Just like with art, while great components don’t make up for poor game design, they can enhance the experience and make a good game even better. Opening any of the games below can truly impress when people see what’s included in the box.
#5 – Mythe: Pop-up board & sacred cheese
For a small box push-your-luck game, Mythe has some impressive components: in particular, the metal sacred cheese piece and the unique pop-up board. The art on the board matches that of the over-sized cards, bright and colourful which meshes beautifully with the pop-up construction. Add in the sweet dragon and mice meeples and the metal sacred cheese (which has no actual in-game function), and this tiny box conceals a beautiful production. The game itself is a fun push-your-luck that involves choosing your cards out of other people’s hands making the real meat of the game trying to read your opponents and guess where they’ve hidden the good stuff.
#4 – Riff Raff: the boat
Dexterity games tend to draw a crowd, partially due to often exuberant play, but also due to the fact that they tend to look pretty interesting on the table. Among dexterity games, Riff Raff is probably the most impressive, thanks to the teetering, ever-rolling boat that players are attempting to load with their cargo. It takes a bit of time to assemble, but once put together, this game is guaranteed to draw a crowd of onlookers.
I love this game so much, even it usually involves Kit and/or Chris singing at the table (they have various song variations about dirt). Players are turn of the century archeologists attempting to find artifacts at various dig sites, and once they’ve gained the knowledge needed to start excavations, that’s when the awesome components come in. Players use a wheel to determine how much they will dig based on their knowledge and the time they want to commit – these dials are super nice, spinning easily and everyone seems to love using them. Once they’ve decided on their dig parameters, the player then grabs the beautifully printed bag, edged in the colour of the dig site and pulls tokens, hoping for treasure but likely finding sand. The dials and fancy bags could be replaced by a reference table and blank coloured bags, but the fact that they’re so much nicer makes a great game even better.
#2 – Potion Explosion: the ingredient dispenser
Potion Explosion is a really fun physical implementation of a match-3 video game that uses a central ingredient dispenser as a source of marbles. The four colours of marbles roll down channels, clacking together satisfyingly when others are removed, and providing the possibility of escalating “explosions” and thus more resources for the harvesting player. The whole construction is impressive, and I was even more impressed when I realized it could be assembled in one of two different styles depending on which faces of the punch out pieces you left visible, letting you create either a pristine dispenser, or one where the artwork featured cracks and wear to make it look well-used.

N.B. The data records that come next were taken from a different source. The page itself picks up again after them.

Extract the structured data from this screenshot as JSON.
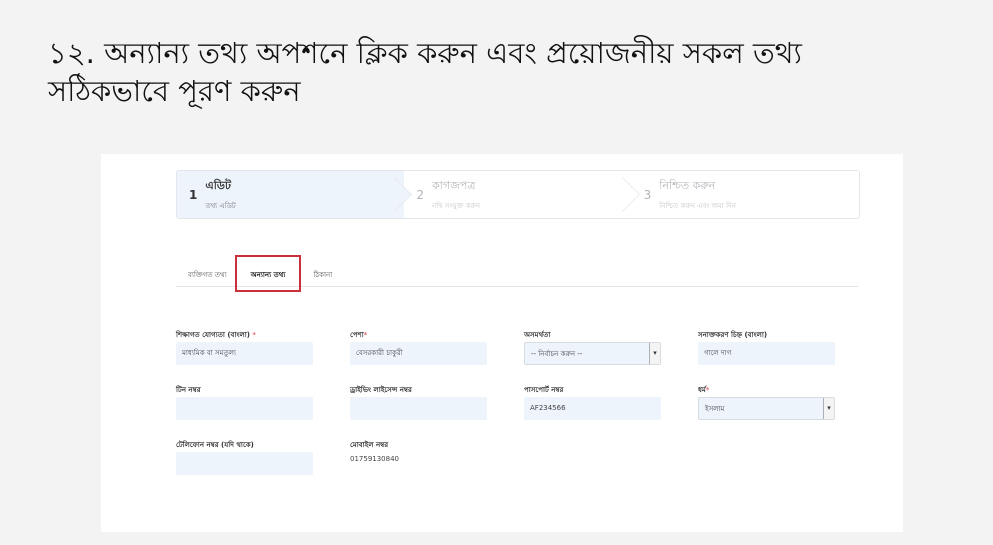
{
  "instruction": {
    "line1": "১২. অন্যান্য তথ্য অপশনে ক্লিক করুন এবং প্রয়োজনীয় সকল তথ্য",
    "line2": "সঠিকভাবে পূরণ করুন"
  },
  "stepper": {
    "steps": [
      {
        "num": "1",
        "title": "এডিট",
        "sub": "তথ্য এডিট"
      },
      {
        "num": "2",
        "title": "কাগজপত্র",
        "sub": "নথি সংযুক্ত করুন"
      },
      {
        "num": "3",
        "title": "নিশ্চিত করুন",
        "sub": "নিশ্চিত করুন এবং জমা দিন"
      }
    ]
  },
  "tabs": [
    "ব্যক্তিগত তথ্য",
    "অন্যান্য তথ্য",
    "ঠিকানা"
  ],
  "form": {
    "education_label": "শিক্ষাগত যোগ্যতা (বাংলা)",
    "education_value": "মাধ্যমিক বা সমতুল্য",
    "occupation_label": "পেশা",
    "occupation_value": "বেসরকারী চাকুরী",
    "disability_label": "অসমর্থতা",
    "disability_value": "-- নির্বাচন করুন --",
    "identity_mark_label": "সনাক্তকরণ চিহ্ন (বাংলা)",
    "identity_mark_value": "গালে দাগ",
    "tin_label": "টিন নম্বর",
    "tin_value": "",
    "driving_label": "ড্রাইভিং লাইসেন্স নম্বর",
    "driving_value": "",
    "passport_label": "পাসপোর্ট নম্বর",
    "passport_value": "AF234566",
    "religion_label": "ধর্ম",
    "religion_value": "ইসলাম",
    "telephone_label": "টেলিফোন নম্বর (যদি থাকে)",
    "telephone_value": "",
    "mobile_label": "মোবাইল নম্বর",
    "mobile_value": "01759130840",
    "required_mark": "*",
    "dropdown_arrow": "▾"
  },
  "colors": {
    "field_bg": "#eef4fc",
    "highlight": "#c8313b",
    "required": "#d0342c"
  }
}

#1 – Mechs vs. Minions: everything!
Mechs vs. Minions from Riot Games exploded onto the gaming scene and the production values of every single component were extremely impressive, especially combined with the game’s price tag. From the intricate, pre-painted player mech figures to the handfuls upon handfuls on minions (multiple sculpts!) to the use of spot-gloss on the gloriously thick map tiles, everything was beautifully done. Add in the metal rune coins & gears, the perfectly designed sealed mission envelopes, and the custom inserts keeping everything in place, and this box was a dream to open and explore. The fact that the game is super fun to play made it almost unfair to everyone else who released a game around the same time.